*** Data excerpts ***
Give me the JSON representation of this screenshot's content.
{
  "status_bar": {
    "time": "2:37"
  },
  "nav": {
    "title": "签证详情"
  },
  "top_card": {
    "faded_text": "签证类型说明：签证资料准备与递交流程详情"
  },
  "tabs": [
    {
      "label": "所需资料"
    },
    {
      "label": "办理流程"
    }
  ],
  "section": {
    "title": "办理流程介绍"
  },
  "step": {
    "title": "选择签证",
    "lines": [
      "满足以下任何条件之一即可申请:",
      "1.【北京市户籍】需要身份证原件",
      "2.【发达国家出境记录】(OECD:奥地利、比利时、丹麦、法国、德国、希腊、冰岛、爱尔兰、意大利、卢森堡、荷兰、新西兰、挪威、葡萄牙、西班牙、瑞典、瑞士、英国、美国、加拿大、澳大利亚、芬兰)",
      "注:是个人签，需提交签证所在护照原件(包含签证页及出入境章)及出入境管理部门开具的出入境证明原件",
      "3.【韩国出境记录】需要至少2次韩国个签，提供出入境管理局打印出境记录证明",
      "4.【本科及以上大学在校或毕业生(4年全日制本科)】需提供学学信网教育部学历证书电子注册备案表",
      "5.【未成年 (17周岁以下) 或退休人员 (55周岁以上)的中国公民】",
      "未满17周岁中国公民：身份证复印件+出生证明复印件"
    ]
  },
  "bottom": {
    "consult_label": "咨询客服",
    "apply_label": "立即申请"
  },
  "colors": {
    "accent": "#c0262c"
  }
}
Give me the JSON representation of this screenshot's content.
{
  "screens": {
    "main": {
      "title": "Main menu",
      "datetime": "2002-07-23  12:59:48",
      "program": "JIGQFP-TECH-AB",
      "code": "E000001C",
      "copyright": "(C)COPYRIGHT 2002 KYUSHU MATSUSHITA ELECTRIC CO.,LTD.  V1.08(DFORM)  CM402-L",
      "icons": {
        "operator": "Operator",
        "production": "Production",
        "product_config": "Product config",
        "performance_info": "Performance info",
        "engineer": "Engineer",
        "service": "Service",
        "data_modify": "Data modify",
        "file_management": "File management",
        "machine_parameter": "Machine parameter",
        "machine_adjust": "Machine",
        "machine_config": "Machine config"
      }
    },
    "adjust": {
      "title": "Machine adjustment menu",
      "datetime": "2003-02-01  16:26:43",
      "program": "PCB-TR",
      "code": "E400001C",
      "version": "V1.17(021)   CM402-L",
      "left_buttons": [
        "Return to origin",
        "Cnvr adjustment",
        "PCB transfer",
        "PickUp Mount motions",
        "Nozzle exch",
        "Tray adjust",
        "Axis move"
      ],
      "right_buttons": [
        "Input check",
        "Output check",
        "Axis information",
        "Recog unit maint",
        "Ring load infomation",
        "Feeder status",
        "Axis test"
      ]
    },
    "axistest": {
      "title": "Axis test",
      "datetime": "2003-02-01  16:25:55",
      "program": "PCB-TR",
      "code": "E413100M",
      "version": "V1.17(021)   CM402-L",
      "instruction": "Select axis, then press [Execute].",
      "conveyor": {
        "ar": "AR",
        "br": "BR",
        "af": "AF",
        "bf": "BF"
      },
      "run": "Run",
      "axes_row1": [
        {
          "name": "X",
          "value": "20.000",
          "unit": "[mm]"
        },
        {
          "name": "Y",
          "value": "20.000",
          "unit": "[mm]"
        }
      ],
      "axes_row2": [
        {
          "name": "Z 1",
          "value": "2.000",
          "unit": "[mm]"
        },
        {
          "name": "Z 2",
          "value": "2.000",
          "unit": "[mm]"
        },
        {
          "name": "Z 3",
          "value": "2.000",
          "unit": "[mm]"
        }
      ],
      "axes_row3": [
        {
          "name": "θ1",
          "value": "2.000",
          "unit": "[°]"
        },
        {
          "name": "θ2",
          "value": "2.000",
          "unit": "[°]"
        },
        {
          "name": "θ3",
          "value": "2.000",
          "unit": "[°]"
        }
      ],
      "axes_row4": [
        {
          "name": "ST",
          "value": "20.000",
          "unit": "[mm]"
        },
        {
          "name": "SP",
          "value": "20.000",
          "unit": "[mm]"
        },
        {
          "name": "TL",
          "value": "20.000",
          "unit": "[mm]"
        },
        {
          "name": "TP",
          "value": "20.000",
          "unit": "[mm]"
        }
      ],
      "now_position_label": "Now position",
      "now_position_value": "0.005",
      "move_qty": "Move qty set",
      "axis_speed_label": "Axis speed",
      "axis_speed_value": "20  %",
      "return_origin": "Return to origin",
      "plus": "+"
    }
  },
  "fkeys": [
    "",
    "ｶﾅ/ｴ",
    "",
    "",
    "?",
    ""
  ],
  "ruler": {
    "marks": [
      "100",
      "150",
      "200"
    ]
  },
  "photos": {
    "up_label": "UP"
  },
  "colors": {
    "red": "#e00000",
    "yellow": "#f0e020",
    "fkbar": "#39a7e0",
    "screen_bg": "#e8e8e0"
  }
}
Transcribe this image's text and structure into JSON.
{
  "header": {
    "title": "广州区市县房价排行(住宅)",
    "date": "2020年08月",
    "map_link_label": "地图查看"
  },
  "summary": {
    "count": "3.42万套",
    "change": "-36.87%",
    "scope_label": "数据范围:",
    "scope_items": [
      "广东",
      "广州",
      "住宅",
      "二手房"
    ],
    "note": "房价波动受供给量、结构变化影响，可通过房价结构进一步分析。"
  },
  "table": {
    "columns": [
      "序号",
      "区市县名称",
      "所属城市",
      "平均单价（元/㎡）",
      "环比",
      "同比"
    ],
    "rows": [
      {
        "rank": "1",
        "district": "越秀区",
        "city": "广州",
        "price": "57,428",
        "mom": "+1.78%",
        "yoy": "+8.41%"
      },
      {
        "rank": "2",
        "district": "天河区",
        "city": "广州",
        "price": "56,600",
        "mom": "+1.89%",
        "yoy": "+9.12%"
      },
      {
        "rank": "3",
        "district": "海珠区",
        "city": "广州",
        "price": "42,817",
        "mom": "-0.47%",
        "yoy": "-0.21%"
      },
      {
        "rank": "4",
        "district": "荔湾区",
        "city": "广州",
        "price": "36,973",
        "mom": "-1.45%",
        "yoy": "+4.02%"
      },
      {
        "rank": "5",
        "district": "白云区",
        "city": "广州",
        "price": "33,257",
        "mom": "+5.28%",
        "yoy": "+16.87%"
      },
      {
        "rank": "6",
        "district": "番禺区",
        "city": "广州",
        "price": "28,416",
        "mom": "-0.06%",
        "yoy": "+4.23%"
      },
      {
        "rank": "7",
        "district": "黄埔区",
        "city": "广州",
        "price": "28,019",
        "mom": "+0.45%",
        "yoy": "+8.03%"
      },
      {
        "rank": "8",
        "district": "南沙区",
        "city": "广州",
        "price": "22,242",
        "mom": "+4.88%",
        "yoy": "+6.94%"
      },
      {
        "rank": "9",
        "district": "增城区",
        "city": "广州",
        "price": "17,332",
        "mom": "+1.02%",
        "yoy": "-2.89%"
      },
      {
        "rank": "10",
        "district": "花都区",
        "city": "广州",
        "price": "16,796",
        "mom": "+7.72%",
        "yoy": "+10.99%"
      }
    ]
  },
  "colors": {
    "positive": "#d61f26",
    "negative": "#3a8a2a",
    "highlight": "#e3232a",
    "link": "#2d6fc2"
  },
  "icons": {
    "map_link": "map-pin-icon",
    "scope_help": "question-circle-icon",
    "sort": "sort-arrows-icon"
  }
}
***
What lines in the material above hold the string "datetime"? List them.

◆ **Task output**
      "datetime": "2002-07-23  12:59:48",
      "datetime": "2003-02-01  16:26:43",
      "datetime": "2003-02-01  16:25:55",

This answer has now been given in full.